Below are the records; repeat them in full, exactly.

____

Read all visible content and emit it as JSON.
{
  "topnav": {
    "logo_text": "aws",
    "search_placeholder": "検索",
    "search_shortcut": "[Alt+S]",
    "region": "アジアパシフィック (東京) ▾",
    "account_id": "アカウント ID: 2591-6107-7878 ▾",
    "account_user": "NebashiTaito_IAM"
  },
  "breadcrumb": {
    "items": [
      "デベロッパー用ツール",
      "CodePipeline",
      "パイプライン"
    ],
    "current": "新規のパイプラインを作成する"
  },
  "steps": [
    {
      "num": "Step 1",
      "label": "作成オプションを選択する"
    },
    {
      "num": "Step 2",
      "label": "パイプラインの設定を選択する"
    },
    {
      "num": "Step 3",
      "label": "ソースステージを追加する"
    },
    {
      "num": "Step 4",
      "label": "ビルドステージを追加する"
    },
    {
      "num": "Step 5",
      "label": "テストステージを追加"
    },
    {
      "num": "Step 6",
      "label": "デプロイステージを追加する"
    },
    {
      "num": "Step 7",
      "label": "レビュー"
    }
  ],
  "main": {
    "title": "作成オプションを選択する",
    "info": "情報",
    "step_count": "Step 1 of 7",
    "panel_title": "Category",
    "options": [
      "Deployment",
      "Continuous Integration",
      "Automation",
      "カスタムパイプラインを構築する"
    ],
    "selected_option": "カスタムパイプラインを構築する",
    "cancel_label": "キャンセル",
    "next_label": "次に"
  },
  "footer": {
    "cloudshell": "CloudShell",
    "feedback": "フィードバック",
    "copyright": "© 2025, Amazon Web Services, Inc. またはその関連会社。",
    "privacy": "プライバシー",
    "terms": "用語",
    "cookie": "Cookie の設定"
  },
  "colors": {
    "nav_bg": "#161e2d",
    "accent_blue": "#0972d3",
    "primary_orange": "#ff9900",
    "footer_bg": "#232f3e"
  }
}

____

▶ [Written solution]:
Read all visible content and emit it as JSON.
{
  "topnav": {
    "logo_text": "aws",
    "search_placeholder": "検索",
    "search_shortcut": "[Alt+S]",
    "region": "アジアパシフィック (東京) ▾",
    "account_id": "アカウント ID: 2591-6107-7878 ▾",
    "account_user": "NebashiTaito_IAM"
  },
  "breadcrumb": {
    "items": [
      "デベロッパー用ツール",
      "CodePipeline",
      "パイプライン"
    ],
    "current": "新規のパイプラインを作成する"
  },
  "steps": [
    {
      "num": "Step 1",
      "label": "作成オプションを選択する"
    },
    {
      "num": "Step 2",
      "label": "パイプラインの設定を選択する"
    },
    {
      "num": "Step 3",
      "label": "ソースステージを追加する"
    },
    {
      "num": "Step 4",
      "label": "ビルドステージを追加する"
    },
    {
      "num": "Step 5",
      "label": "テストステージを追加"
    },
    {
      "num": "Step 6",
      "label": "デプロイステージを追加する"
    },
    {
      "num": "Step 7",
      "label": "レビュー"
    }
  ],
  "main": {
    "title": "作成オプションを選択する",
    "info": "情報",
    "step_count": "Step 1 of 7",
    "panel_title": "Category",
    "options": [
      "Deployment",
      "Continuous Integration",
      "Automation",
      "カスタムパイプラインを構築する"
    ],
    "selected_option": "カスタムパイプラインを構築する",
    "cancel_label": "キャンセル",
    "next_label": "次に"
  },
  "footer": {
    "cloudshell": "CloudShell",
    "feedback": "フィードバック",
    "copyright": "© 2025, Amazon Web Services, Inc. またはその関連会社。",
    "privacy": "プライバシー",
    "terms": "用語",
    "cookie": "Cookie の設定"
  },
  "colors": {
    "nav_bg": "#161e2d",
    "accent_blue": "#0972d3",
    "primary_orange": "#ff9900",
    "footer_bg": "#232f3e"
  }
}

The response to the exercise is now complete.